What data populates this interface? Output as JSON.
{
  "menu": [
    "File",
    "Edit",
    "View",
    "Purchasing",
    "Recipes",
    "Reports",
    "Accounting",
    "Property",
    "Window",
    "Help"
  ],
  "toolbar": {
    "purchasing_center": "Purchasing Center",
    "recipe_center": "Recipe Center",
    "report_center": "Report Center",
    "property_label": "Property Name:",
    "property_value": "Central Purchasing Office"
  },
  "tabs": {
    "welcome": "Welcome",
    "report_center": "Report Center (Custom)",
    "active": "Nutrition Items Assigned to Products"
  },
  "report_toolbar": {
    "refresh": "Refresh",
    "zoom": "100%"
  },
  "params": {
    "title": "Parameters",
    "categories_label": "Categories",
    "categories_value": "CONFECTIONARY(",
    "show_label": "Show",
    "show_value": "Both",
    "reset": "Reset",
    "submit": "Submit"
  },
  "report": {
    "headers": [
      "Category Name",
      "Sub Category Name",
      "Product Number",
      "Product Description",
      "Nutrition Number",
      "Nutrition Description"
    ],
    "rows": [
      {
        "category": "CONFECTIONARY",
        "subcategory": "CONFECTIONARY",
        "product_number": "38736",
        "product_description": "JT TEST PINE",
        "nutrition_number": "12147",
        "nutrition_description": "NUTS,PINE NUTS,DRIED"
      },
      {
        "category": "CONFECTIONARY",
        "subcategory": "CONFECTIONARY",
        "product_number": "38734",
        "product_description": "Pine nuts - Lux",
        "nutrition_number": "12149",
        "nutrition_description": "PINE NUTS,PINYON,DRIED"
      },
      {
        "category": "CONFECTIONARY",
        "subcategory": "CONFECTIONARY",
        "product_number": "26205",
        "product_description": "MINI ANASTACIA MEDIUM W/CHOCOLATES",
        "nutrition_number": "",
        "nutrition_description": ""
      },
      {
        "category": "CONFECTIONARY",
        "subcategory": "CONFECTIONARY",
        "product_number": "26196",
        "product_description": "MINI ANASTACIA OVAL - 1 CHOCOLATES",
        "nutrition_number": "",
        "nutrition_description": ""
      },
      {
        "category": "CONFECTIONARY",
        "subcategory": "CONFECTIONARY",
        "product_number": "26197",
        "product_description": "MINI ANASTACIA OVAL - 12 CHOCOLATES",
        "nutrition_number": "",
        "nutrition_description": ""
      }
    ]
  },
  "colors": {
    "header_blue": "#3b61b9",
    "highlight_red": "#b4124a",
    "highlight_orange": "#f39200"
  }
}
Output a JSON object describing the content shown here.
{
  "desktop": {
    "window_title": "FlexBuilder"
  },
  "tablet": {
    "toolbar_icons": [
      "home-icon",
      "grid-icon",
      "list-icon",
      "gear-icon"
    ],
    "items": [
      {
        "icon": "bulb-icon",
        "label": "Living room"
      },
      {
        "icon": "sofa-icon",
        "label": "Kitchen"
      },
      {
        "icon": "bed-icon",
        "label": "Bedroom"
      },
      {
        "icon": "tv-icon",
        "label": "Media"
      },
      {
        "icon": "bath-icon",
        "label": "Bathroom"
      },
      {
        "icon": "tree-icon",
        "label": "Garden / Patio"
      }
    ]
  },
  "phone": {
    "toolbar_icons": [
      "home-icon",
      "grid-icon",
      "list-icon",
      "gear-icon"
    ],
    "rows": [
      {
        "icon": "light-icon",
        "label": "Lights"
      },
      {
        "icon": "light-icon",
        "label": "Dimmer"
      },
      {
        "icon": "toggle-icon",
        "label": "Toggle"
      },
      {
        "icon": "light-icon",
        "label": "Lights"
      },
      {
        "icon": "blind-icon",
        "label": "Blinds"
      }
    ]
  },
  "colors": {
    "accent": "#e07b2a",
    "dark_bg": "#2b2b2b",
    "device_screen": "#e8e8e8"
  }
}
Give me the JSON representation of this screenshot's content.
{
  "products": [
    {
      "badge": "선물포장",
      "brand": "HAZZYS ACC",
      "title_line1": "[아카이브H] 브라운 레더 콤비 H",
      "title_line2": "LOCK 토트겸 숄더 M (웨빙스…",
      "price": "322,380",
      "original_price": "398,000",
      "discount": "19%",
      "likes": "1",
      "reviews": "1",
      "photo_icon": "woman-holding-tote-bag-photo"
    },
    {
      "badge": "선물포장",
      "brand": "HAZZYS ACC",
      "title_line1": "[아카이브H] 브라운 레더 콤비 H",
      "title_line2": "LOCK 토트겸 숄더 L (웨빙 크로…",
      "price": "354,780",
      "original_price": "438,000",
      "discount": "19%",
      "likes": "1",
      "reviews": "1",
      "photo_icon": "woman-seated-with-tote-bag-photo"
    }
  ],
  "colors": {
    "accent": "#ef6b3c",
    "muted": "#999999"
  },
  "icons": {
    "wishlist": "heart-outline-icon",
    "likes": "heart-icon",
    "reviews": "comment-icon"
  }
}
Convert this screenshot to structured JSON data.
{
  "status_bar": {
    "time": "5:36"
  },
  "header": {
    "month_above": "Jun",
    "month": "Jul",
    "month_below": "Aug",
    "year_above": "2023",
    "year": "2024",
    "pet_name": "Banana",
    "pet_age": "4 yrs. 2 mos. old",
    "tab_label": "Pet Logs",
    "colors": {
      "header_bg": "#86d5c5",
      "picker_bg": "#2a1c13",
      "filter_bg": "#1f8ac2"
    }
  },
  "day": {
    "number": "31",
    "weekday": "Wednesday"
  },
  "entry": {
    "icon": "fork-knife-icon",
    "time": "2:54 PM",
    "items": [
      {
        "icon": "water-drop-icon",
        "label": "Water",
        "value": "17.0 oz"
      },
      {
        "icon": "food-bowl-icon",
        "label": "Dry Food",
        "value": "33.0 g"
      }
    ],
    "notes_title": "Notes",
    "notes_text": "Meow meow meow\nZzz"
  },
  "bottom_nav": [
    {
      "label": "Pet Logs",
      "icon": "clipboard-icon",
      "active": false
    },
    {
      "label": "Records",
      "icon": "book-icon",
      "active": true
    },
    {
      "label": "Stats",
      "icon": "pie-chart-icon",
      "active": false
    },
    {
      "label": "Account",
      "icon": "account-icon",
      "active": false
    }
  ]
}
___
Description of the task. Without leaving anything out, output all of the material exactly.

Answer for this exercise.
What data populates this interface? Output as JSON.
{
  "menu": [
    "File",
    "Edit",
    "View",
    "Purchasing",
    "Recipes",
    "Reports",
    "Accounting",
    "Property",
    "Window",
    "Help"
  ],
  "toolbar": {
    "purchasing_center": "Purchasing Center",
    "recipe_center": "Recipe Center",
    "report_center": "Report Center",
    "property_label": "Property Name:",
    "property_value": "Central Purchasing Office"
  },
  "tabs": {
    "welcome": "Welcome",
    "report_center": "Report Center (Custom)",
    "active": "Nutrition Items Assigned to Products"
  },
  "report_toolbar": {
    "refresh": "Refresh",
    "zoom": "100%"
  },
  "params": {
    "title": "Parameters",
    "categories_label": "Categories",
    "categories_value": "CONFECTIONARY(",
    "show_label": "Show",
    "show_value": "Both",
    "reset": "Reset",
    "submit": "Submit"
  },
  "report": {
    "headers": [
      "Category Name",
      "Sub Category Name",
      "Product Number",
      "Product Description",
      "Nutrition Number",
      "Nutrition Description"
    ],
    "rows": [
      {
        "category": "CONFECTIONARY",
        "subcategory": "CONFECTIONARY",
        "product_number": "38736",
        "product_description": "JT TEST PINE",
        "nutrition_number": "12147",
        "nutrition_description": "NUTS,PINE NUTS,DRIED"
      },
      {
        "category": "CONFECTIONARY",
        "subcategory": "CONFECTIONARY",
        "product_number": "38734",
        "product_description": "Pine nuts - Lux",
        "nutrition_number": "12149",
        "nutrition_description": "PINE NUTS,PINYON,DRIED"
      },
      {
        "category": "CONFECTIONARY",
        "subcategory": "CONFECTIONARY",
        "product_number": "26205",
        "product_description": "MINI ANASTACIA MEDIUM W/CHOCOLATES",
        "nutrition_number": "",
        "nutrition_description": ""
      },
      {
        "category": "CONFECTIONARY",
        "subcategory": "CONFECTIONARY",
        "product_number": "26196",
        "product_description": "MINI ANASTACIA OVAL - 1 CHOCOLATES",
        "nutrition_number": "",
        "nutrition_description": ""
      },
      {
        "category": "CONFECTIONARY",
        "subcategory": "CONFECTIONARY",
        "product_number": "26197",
        "product_description": "MINI ANASTACIA OVAL - 12 CHOCOLATES",
        "nutrition_number": "",
        "nutrition_description": ""
      }
    ]
  },
  "colors": {
    "header_blue": "#3b61b9",
    "highlight_red": "#b4124a",
    "highlight_orange": "#f39200"
  }
}
Output a JSON object describing the content shown here.
{
  "desktop": {
    "window_title": "FlexBuilder"
  },
  "tablet": {
    "toolbar_icons": [
      "home-icon",
      "grid-icon",
      "list-icon",
      "gear-icon"
    ],
    "items": [
      {
        "icon": "bulb-icon",
        "label": "Living room"
      },
      {
        "icon": "sofa-icon",
        "label": "Kitchen"
      },
      {
        "icon": "bed-icon",
        "label": "Bedroom"
      },
      {
        "icon": "tv-icon",
        "label": "Media"
      },
      {
        "icon": "bath-icon",
        "label": "Bathroom"
      },
      {
        "icon": "tree-icon",
        "label": "Garden / Patio"
      }
    ]
  },
  "phone": {
    "toolbar_icons": [
      "home-icon",
      "grid-icon",
      "list-icon",
      "gear-icon"
    ],
    "rows": [
      {
        "icon": "light-icon",
        "label": "Lights"
      },
      {
        "icon": "light-icon",
        "label": "Dimmer"
      },
      {
        "icon": "toggle-icon",
        "label": "Toggle"
      },
      {
        "icon": "light-icon",
        "label": "Lights"
      },
      {
        "icon": "blind-icon",
        "label": "Blinds"
      }
    ]
  },
  "colors": {
    "accent": "#e07b2a",
    "dark_bg": "#2b2b2b",
    "device_screen": "#e8e8e8"
  }
}
Give me the JSON representation of this screenshot's content.
{
  "products": [
    {
      "badge": "선물포장",
      "brand": "HAZZYS ACC",
      "title_line1": "[아카이브H] 브라운 레더 콤비 H",
      "title_line2": "LOCK 토트겸 숄더 M (웨빙스…",
      "price": "322,380",
      "original_price": "398,000",
      "discount": "19%",
      "likes": "1",
      "reviews": "1",
      "photo_icon": "woman-holding-tote-bag-photo"
    },
    {
      "badge": "선물포장",
      "brand": "HAZZYS ACC",
      "title_line1": "[아카이브H] 브라운 레더 콤비 H",
      "title_line2": "LOCK 토트겸 숄더 L (웨빙 크로…",
      "price": "354,780",
      "original_price": "438,000",
      "discount": "19%",
      "likes": "1",
      "reviews": "1",
      "photo_icon": "woman-seated-with-tote-bag-photo"
    }
  ],
  "colors": {
    "accent": "#ef6b3c",
    "muted": "#999999"
  },
  "icons": {
    "wishlist": "heart-outline-icon",
    "likes": "heart-icon",
    "reviews": "comment-icon"
  }
}
Convert this screenshot to structured JSON data.
{
  "status_bar": {
    "time": "5:36"
  },
  "header": {
    "month_above": "Jun",
    "month": "Jul",
    "month_below": "Aug",
    "year_above": "2023",
    "year": "2024",
    "pet_name": "Banana",
    "pet_age": "4 yrs. 2 mos. old",
    "tab_label": "Pet Logs",
    "colors": {
      "header_bg": "#86d5c5",
      "picker_bg": "#2a1c13",
      "filter_bg": "#1f8ac2"
    }
  },
  "day": {
    "number": "31",
    "weekday": "Wednesday"
  },
  "entry": {
    "icon": "fork-knife-icon",
    "time": "2:54 PM",
    "items": [
      {
        "icon": "water-drop-icon",
        "label": "Water",
        "value": "17.0 oz"
      },
      {
        "icon": "food-bowl-icon",
        "label": "Dry Food",
        "value": "33.0 g"
      }
    ],
    "notes_title": "Notes",
    "notes_text": "Meow meow meow\nZzz"
  },
  "bottom_nav": [
    {
      "label": "Pet Logs",
      "icon": "clipboard-icon",
      "active": false
    },
    {
      "label": "Records",
      "icon": "book-icon",
      "active": true
    },
    {
      "label": "Stats",
      "icon": "pie-chart-icon",
      "active": false
    },
    {
      "label": "Account",
      "icon": "account-icon",
      "active": false
    }
  ]
}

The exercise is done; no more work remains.